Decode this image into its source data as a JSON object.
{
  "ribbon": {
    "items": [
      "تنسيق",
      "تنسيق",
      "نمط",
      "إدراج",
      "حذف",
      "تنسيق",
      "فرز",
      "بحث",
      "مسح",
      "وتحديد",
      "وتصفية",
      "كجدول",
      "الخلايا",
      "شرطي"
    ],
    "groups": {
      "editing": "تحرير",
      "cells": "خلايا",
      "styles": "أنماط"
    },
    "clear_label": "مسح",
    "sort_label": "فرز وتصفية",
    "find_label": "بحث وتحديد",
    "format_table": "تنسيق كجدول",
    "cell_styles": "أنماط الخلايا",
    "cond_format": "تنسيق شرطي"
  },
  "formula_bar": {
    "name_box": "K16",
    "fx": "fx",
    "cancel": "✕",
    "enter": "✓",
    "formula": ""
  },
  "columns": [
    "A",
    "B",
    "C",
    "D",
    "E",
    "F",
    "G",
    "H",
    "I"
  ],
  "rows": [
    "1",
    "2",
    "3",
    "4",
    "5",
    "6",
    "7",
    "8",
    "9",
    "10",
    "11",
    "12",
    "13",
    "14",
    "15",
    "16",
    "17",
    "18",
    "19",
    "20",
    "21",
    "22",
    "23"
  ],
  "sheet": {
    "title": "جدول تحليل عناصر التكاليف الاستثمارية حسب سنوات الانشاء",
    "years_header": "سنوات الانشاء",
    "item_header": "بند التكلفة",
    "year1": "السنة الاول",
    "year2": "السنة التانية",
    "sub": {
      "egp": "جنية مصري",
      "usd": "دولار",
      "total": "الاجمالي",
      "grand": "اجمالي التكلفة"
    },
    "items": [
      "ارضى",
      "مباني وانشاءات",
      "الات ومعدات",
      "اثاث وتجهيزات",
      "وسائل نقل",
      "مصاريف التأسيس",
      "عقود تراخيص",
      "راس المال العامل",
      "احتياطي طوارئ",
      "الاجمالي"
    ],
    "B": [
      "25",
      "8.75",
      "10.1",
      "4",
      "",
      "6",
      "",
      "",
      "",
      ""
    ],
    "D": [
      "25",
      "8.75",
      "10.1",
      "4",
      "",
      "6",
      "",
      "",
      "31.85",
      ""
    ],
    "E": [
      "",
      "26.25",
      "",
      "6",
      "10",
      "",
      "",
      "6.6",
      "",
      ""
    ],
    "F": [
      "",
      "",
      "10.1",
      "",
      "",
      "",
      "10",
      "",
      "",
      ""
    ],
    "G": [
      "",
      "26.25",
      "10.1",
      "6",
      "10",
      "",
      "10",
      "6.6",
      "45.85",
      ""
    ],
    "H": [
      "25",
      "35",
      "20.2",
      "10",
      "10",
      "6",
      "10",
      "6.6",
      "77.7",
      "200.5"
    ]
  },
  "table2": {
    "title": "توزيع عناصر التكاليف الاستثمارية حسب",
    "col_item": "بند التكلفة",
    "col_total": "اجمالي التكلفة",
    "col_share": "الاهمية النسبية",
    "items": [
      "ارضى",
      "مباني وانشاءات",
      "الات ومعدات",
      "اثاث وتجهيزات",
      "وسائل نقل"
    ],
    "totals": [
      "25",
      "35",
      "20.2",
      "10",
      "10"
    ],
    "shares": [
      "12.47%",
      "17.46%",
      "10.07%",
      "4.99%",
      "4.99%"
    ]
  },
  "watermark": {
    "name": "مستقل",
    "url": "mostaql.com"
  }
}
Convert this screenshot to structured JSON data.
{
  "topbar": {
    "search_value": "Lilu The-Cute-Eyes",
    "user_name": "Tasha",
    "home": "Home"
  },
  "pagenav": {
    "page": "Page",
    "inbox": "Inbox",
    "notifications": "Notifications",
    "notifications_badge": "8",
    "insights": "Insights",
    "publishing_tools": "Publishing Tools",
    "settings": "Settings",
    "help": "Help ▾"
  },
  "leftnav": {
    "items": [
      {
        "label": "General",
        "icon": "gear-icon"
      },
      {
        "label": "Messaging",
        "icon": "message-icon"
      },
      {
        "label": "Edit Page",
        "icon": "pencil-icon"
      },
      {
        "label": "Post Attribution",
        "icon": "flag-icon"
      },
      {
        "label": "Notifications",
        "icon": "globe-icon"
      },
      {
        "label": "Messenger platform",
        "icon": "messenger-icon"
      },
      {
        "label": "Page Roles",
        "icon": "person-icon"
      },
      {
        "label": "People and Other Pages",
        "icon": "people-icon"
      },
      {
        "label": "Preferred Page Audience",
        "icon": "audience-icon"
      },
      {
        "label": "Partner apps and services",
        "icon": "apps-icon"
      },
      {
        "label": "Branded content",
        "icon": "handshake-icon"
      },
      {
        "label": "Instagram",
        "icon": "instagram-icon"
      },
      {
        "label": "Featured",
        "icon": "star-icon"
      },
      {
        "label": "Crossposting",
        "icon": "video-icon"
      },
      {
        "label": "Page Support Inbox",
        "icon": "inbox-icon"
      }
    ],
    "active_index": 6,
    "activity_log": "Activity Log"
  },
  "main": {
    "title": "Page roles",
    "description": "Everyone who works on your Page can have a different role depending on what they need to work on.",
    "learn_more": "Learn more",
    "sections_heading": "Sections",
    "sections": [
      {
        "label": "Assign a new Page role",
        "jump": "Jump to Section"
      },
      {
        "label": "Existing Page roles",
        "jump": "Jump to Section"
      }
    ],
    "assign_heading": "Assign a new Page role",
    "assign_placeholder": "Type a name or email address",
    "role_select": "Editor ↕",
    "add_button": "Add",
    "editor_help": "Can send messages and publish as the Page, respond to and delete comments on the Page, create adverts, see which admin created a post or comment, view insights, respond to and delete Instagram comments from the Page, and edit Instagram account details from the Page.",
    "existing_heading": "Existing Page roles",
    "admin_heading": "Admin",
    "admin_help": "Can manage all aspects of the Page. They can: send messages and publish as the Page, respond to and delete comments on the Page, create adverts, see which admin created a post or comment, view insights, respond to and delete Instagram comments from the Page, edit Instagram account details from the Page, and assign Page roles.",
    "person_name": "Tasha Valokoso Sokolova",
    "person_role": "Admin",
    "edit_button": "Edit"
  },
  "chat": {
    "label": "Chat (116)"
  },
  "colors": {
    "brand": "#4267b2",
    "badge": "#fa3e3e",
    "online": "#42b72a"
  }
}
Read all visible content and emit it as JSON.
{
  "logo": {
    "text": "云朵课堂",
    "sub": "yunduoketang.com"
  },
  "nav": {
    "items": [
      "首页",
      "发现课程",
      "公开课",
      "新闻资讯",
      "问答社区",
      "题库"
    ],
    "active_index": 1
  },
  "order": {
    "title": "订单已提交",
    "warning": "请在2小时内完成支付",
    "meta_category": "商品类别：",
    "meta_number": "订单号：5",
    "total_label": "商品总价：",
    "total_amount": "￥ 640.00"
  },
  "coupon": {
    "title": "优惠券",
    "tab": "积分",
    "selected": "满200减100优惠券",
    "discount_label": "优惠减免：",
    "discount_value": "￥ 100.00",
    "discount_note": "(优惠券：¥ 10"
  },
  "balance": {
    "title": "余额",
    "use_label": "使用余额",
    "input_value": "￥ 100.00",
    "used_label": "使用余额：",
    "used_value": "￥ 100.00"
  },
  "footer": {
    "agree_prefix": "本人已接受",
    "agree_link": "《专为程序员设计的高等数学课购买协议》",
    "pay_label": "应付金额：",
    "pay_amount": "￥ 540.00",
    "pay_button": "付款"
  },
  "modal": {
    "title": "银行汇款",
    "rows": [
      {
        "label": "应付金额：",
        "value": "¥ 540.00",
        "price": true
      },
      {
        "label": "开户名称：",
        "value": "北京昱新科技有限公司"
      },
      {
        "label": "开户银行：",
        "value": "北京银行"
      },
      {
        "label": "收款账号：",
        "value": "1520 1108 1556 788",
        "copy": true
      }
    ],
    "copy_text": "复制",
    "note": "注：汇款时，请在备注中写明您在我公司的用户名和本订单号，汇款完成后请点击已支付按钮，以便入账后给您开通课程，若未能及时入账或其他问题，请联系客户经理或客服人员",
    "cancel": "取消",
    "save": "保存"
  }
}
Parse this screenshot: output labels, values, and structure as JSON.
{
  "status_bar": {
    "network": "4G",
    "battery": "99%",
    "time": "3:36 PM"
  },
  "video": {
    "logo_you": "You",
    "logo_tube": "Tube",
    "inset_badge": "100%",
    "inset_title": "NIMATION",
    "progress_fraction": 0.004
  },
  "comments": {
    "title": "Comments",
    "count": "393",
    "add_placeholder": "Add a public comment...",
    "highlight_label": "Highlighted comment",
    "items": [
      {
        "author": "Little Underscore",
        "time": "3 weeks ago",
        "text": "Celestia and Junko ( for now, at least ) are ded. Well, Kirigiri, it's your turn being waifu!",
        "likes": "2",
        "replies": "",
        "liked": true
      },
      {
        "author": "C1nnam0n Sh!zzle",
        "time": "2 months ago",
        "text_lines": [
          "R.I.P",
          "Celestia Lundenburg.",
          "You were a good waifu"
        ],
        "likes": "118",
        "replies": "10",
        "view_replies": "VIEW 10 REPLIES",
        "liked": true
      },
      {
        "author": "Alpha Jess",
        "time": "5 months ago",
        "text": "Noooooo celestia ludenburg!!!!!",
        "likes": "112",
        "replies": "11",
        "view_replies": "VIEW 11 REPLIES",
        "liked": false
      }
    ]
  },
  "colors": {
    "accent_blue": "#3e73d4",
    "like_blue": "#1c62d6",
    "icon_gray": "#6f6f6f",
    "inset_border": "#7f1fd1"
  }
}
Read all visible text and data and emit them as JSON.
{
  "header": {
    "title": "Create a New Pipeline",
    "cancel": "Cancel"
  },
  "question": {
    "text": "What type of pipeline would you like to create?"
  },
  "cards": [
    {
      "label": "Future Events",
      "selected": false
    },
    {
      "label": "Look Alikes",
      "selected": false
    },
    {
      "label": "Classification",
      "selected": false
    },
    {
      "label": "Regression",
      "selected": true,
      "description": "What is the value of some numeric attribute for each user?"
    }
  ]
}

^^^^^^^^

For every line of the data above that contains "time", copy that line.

Solution below:
    "time": "3:36 PM"
        "time": "3 weeks ago",
        "time": "2 months ago",
        "time": "5 months ago",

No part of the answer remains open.